Promoting the discovery of marine biodiversity and providing understanding of ocean protection is an important objective for Andromède Océanologie. Highlighting the marine biodiversity of a site, an atoll, a country, is one of the skills we have painstakingly developed. The results are in the form of books, documentaries and conferences for the general public to highlight these natural assets.
Andromède Océanologie develops its own expedition projects in the “Gombessa” series, which is intended to focus on marine life, mainly in the dusky zones at a depth of more than 100m.
The Gombessa missions are selected for their natural history interest and follow three themes:
- a scientific enigma which is the basis for the mission ;
- a sub-marine diving challenge requiring deep, committed and often extreme dives ;
- the promise of hitherto unseen images
Currently 5 missions have been completed:
- Gombessa I, diving to our origins: Laurent Ballesta and his team went on a mission to South Africa to dive with the cœlacant and carry out the first scientific protocols on the mythical “living fossil” which lives at depths in excess of 120 m.
- Gombessa II the grouper fish mystery: The team looked at a unique gathering of Pacific Camouflage groupers in the Fakarava atoll and illustrated the key role their reproduction plays in balancing the lagoon’s ecosystem.
- Gombessa III Mission Antarctica: Laurent Ballesta and Vincent Munier, the wildlife photographers, travelled to the Antarctic for a pioneering mission that combined diving and photography. The expedition was part of a wider project initiated by the director Luc Jacquet (winner of the 2006 Oscar for the best documentary for The Emperor’s journey) aimed at measuring the consequences of global warming in this polar region.
- Gombessa IV, 700 sharks in the night: Return to Fakarava… but this time for breathtaking night dives in the midst of a horde of grey sharks. A chaotic free-for-all buffet or a well organised pack hunt?
- Gombessa V, Planet Mediterranean: in 2019, on a par with Cousteau’s homes under the sea, Laurent and 3 Gombessa team divers spent 28 days in a sub-marine station pressurised at 11 times atmospheric pressure. The divers freely explored the deep sea from Marseille to Monaco without any de-pressurisation constraints.
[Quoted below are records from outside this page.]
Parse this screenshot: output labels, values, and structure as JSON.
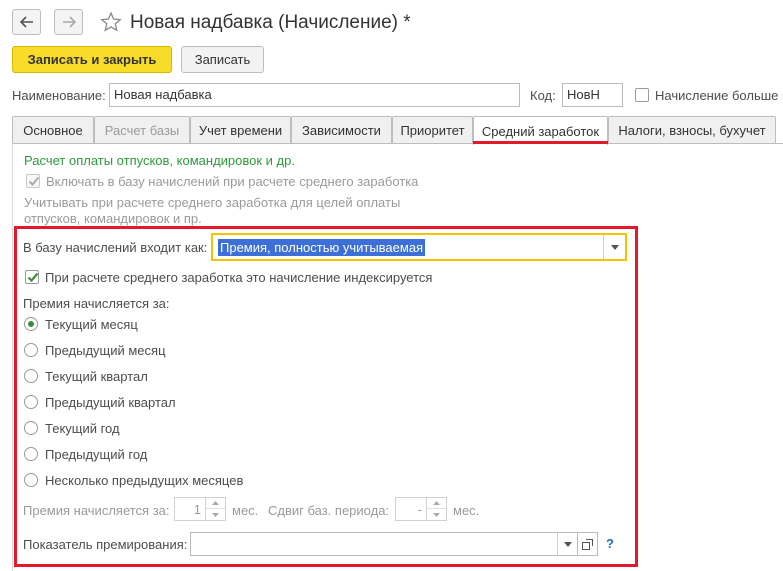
{
  "window": {
    "title": "Новая надбавка (Начисление) *"
  },
  "toolbar": {
    "save_close_label": "Записать и закрыть",
    "save_label": "Записать"
  },
  "header": {
    "name_label": "Наименование:",
    "name_value": "Новая надбавка",
    "code_label": "Код:",
    "code_value": "НовН",
    "accrual_more_label": "Начисление больше н"
  },
  "tabs": [
    {
      "label": "Основное",
      "state": "normal"
    },
    {
      "label": "Расчет базы",
      "state": "disabled"
    },
    {
      "label": "Учет времени",
      "state": "normal"
    },
    {
      "label": "Зависимости",
      "state": "normal"
    },
    {
      "label": "Приоритет",
      "state": "normal"
    },
    {
      "label": "Средний заработок",
      "state": "active"
    },
    {
      "label": "Налоги, взносы, бухучет",
      "state": "normal"
    }
  ],
  "content": {
    "section_title": "Расчет оплаты отпусков, командировок и др.",
    "include_base_label": "Включать в базу начислений при расчете среднего заработка",
    "hint_line1": "Учитывать при расчете среднего заработка для целей оплаты",
    "hint_line2": "отпусков, командировок и пр.",
    "base_label": "В базу начислений входит как:",
    "base_value": "Премия, полностью учитываемая",
    "indexed_label": "При расчете среднего заработка это начисление индексируется",
    "bonus_for_title": "Премия начисляется за:",
    "period_options": [
      {
        "label": "Текущий месяц",
        "selected": true
      },
      {
        "label": "Предыдущий месяц",
        "selected": false
      },
      {
        "label": "Текущий квартал",
        "selected": false
      },
      {
        "label": "Предыдущий квартал",
        "selected": false
      },
      {
        "label": "Текущий год",
        "selected": false
      },
      {
        "label": "Предыдущий год",
        "selected": false
      },
      {
        "label": "Несколько предыдущих месяцев",
        "selected": false
      }
    ],
    "bonus_for_disabled_label": "Премия начисляется за:",
    "months_value": "1",
    "months_unit": "мес.",
    "shift_label": "Сдвиг баз. периода:",
    "shift_value": "-",
    "shift_unit": "мес.",
    "indicator_label": "Показатель премирования:",
    "indicator_value": "",
    "help_label": "?"
  },
  "colors": {
    "accent_yellow": "#f9dc29",
    "highlight_red": "#e3182a",
    "section_green": "#2f9a3e",
    "selection_blue": "#3d6fd8"
  }
}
Each mission is the subject of new productions, in particular for the ARTE channel and National Geographic. “700 sharks in the night” won over 70 international awards and was nominated for the Emmy awards.